Business groups say they’re happy with Michigan’s existing laws and leery of burdensome regulations. But they also say they’re open, at least in concept, to discussions on broadening transparency around contamination and finding new mechanisms to pay for orphan clean-ups.
Business groups like the Michigan Chamber of Commerce say they support the current law, but are conceptually open to minor changes and providing more money for cleanups. “Environmental safety is a great thing,” said Michael Alaimo, the chamber’s director of environmental and energy affairs.
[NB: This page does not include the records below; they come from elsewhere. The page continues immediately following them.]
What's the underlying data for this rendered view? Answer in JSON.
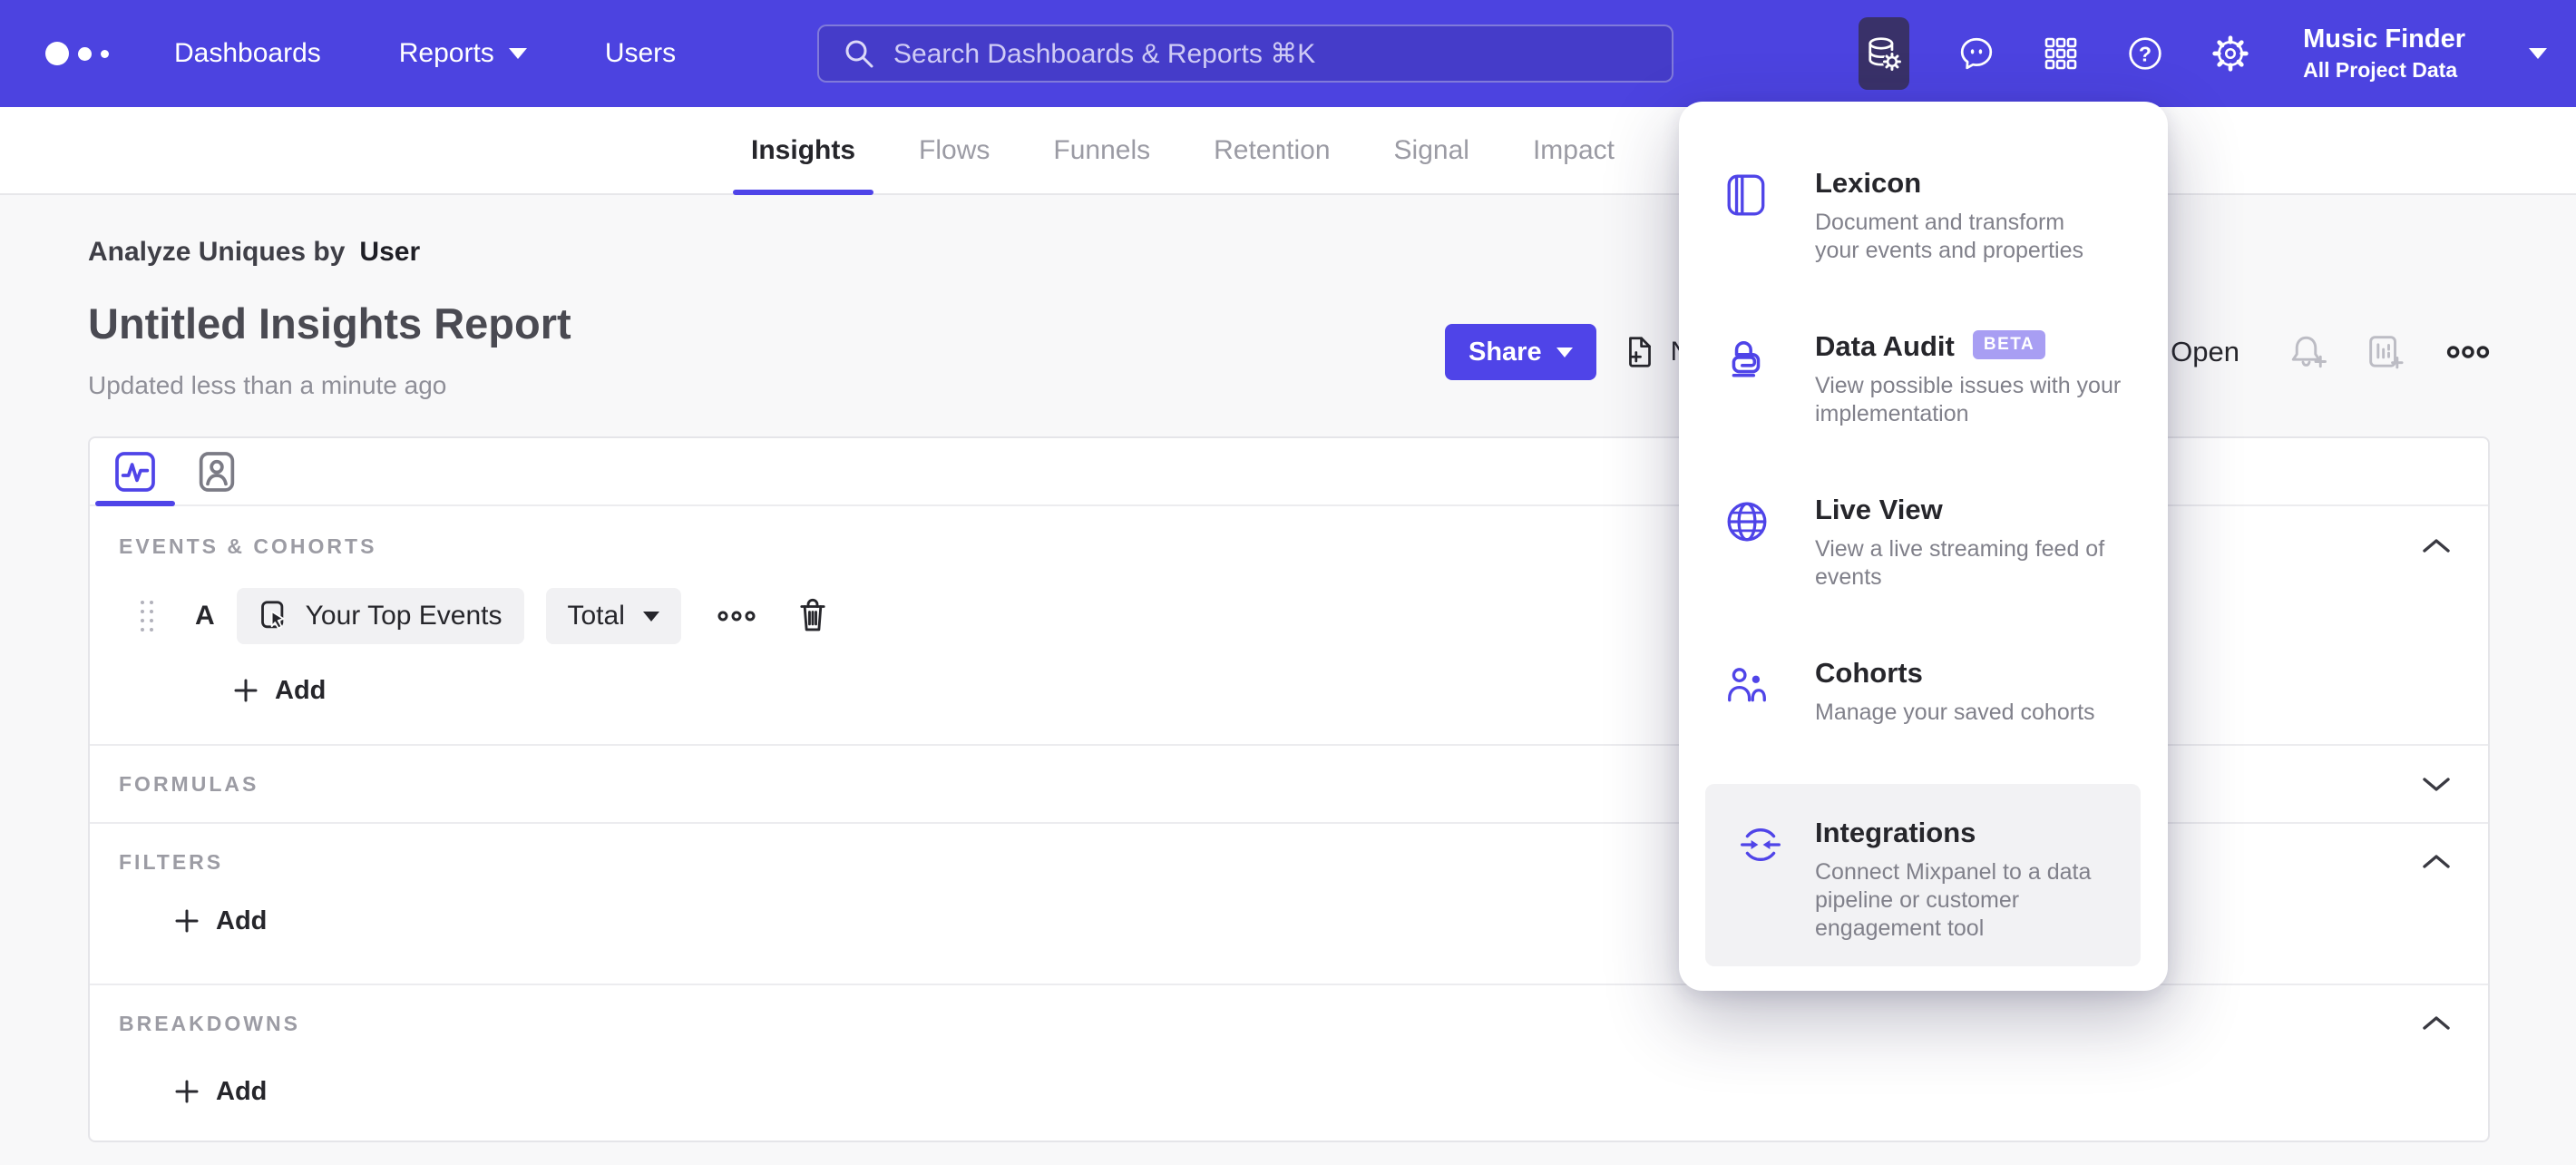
{
  "nav": {
    "items": [
      {
        "label": "Dashboards"
      },
      {
        "label": "Reports"
      },
      {
        "label": "Users"
      }
    ],
    "search_placeholder": "Search Dashboards & Reports ⌘K",
    "project": {
      "name": "Music Finder",
      "scope": "All Project Data"
    }
  },
  "icons": {
    "help_glyph": "?"
  },
  "tabs": {
    "items": [
      "Insights",
      "Flows",
      "Funnels",
      "Retention",
      "Signal",
      "Impact"
    ],
    "active": "Insights"
  },
  "report": {
    "breadcrumb_prefix": "Analyze Uniques by",
    "breadcrumb_value": "User",
    "title": "Untitled Insights Report",
    "updated": "Updated less than a minute ago"
  },
  "actions": {
    "share": "Share",
    "new_report_partial": "Ne",
    "open": "Open"
  },
  "builder": {
    "sections": {
      "events": {
        "label": "EVENTS & COHORTS",
        "collapsed": false
      },
      "formulas": {
        "label": "FORMULAS",
        "collapsed": true
      },
      "filters": {
        "label": "FILTERS",
        "collapsed": false
      },
      "breakdowns": {
        "label": "BREAKDOWNS",
        "collapsed": false
      }
    },
    "event_row": {
      "letter": "A",
      "event": "Your Top Events",
      "aggregation": "Total"
    },
    "add_label": "Add"
  },
  "menu": {
    "items": [
      {
        "title": "Lexicon",
        "desc": "Document and transform your events and properties",
        "icon": "book-icon"
      },
      {
        "title": "Data Audit",
        "badge": "BETA",
        "desc": "View possible issues with your implementation",
        "icon": "lock-audit-icon"
      },
      {
        "title": "Live View",
        "desc": "View a live streaming feed of events",
        "icon": "globe-icon"
      },
      {
        "title": "Cohorts",
        "desc": "Manage your saved cohorts",
        "icon": "cohorts-icon"
      },
      {
        "title": "Integrations",
        "desc": "Connect Mixpanel to a data pipeline or customer engagement tool",
        "icon": "integrations-icon",
        "hovered": true
      }
    ]
  },
  "colors": {
    "brand_nav": "#4c43e0",
    "brand_button": "#4f44e8",
    "nav_active_bg": "#393169",
    "search_bg": "#453cc9",
    "beta_badge": "#a89ef3",
    "text_dark": "#26262b",
    "text_gray": "#8f8f98",
    "label_gray": "#9c9ca4",
    "icon_light": "#bcbcc4",
    "border": "#e7e7ea",
    "pill_bg": "#f1f1f3",
    "page_bg": "#f8f8f9",
    "hover_item_bg": "#f2f2f4"
  }
}
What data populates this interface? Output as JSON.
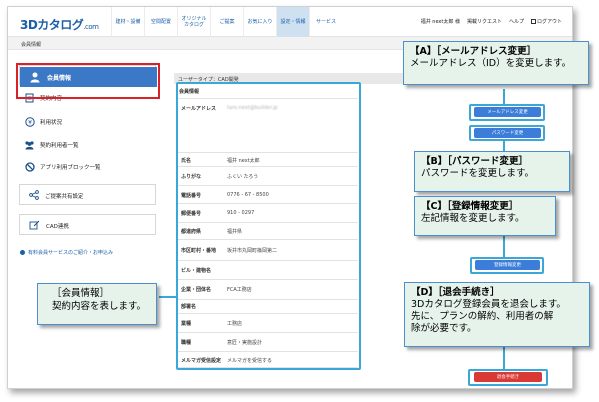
{
  "header": {
    "logo": "3Dカタログ",
    "logo_suffix": ".com",
    "nav": [
      {
        "label": "建材・設備",
        "active": false
      },
      {
        "label": "空間配置",
        "active": false
      },
      {
        "label": "オリジナル\nカタログ",
        "active": false
      },
      {
        "label": "ご提案",
        "active": false
      },
      {
        "label": "お気に入り",
        "active": false
      },
      {
        "label": "設定・情報",
        "active": true
      },
      {
        "label": "サービス",
        "active": false
      }
    ],
    "util": {
      "user": "福井 next太郎 様",
      "request": "掲載リクエスト",
      "help": "ヘルプ",
      "logout": "ログアウト"
    }
  },
  "breadcrumb": "会員情報",
  "sidebar": {
    "active_label": "会員情報",
    "items": [
      {
        "label": "契約内容",
        "icon": "contract-icon"
      },
      {
        "label": "利用状況",
        "icon": "yen-icon"
      },
      {
        "label": "契約利用者一覧",
        "icon": "users-icon"
      },
      {
        "label": "アプリ利用ブロック一覧",
        "icon": "block-icon"
      }
    ],
    "boxes": [
      {
        "label": "ご提案共有設定",
        "icon": "share-icon"
      },
      {
        "label": "CAD連携",
        "icon": "cad-icon"
      }
    ],
    "link": "有料会員サービスのご紹介・お申込み"
  },
  "main": {
    "user_type": "ユーザータイプ：CAD開発",
    "section_title": "会員情報",
    "rows": [
      {
        "key": "メールアドレス",
        "value": "taro.next@builder.jp",
        "blur": true
      },
      {
        "key": "氏名",
        "value": "福井 next太郎"
      },
      {
        "key": "ふりがな",
        "value": "ふくい たろう"
      },
      {
        "key": "電話番号",
        "value": "0776 - 67 - 8500"
      },
      {
        "key": "郵便番号",
        "value": "910 - 0297"
      },
      {
        "key": "都道府県",
        "value": "福井県"
      },
      {
        "key": "市区町村・番地",
        "value": "坂井市丸岡町篠岡第二"
      },
      {
        "key": "ビル・建物名",
        "value": ""
      },
      {
        "key": "企業・団体名",
        "value": "FCA工務店"
      },
      {
        "key": "部署名",
        "value": ""
      },
      {
        "key": "業種",
        "value": "工務店"
      },
      {
        "key": "職種",
        "value": "意匠・実施設計"
      },
      {
        "key": "メルマガ受信設定",
        "value": "メルマガを受信する"
      }
    ],
    "buttons": {
      "email_change": "メールアドレス変更",
      "password_change": "パスワード変更",
      "info_change": "登録情報変更",
      "withdraw": "退会手続き"
    }
  },
  "callouts": {
    "a_title": "【A】［メールアドレス変更］",
    "a_text": "メールアドレス（ID）を変更します。",
    "b_title": "【B】［パスワード変更］",
    "b_text": "パスワードを変更します。",
    "c_title": "【C】［登録情報変更］",
    "c_text": "左記情報を変更します。",
    "d_title": "【D】［退会手続き］",
    "d_text1": "3Dカタログ登録会員を退会します。",
    "d_text2": "先に、プランの解約、利用者の解",
    "d_text3": "除が必要です。",
    "info_title": "［会員情報］",
    "info_text": "契約内容を表します。"
  },
  "colors": {
    "accent": "#3b78c5",
    "danger": "#d93a35",
    "callout_bg": "#e6f3ea",
    "callout_border": "#4a8fcf",
    "ring": "#3ba7d9"
  }
}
But Michigan must be careful not to “negatively affect other priorities we have for the state, economic development being an important one of them.”
The alarming pace of anti-growth policy proposals now before the legislature has brought key business leaders together under the Great Lakes Growth (GLG) umbrella to create a unified and clear voice for Michigan’s job providers and workers to make Michigan a flourishing state with a growing economy and population.
The Michigan Chamber released the following statement in response to the Senate Labor Committee’s partisan vote advancing legislation to allow local units of government to adopt their own patchwork scheme of complicated new mandates governing employers’ relations with their employees, including wages, benefits and more (Senate Bill 171):
The Michigan Chamber of Commerce released a statement following day 5 of the targeted strike of our state and country’s Big Three automakers.
Jim Holcomb, President and CEO of the Michigan Chamber of Commerce, talks with Guy Gordon about the state’s staggering economic losses due to child care shortages.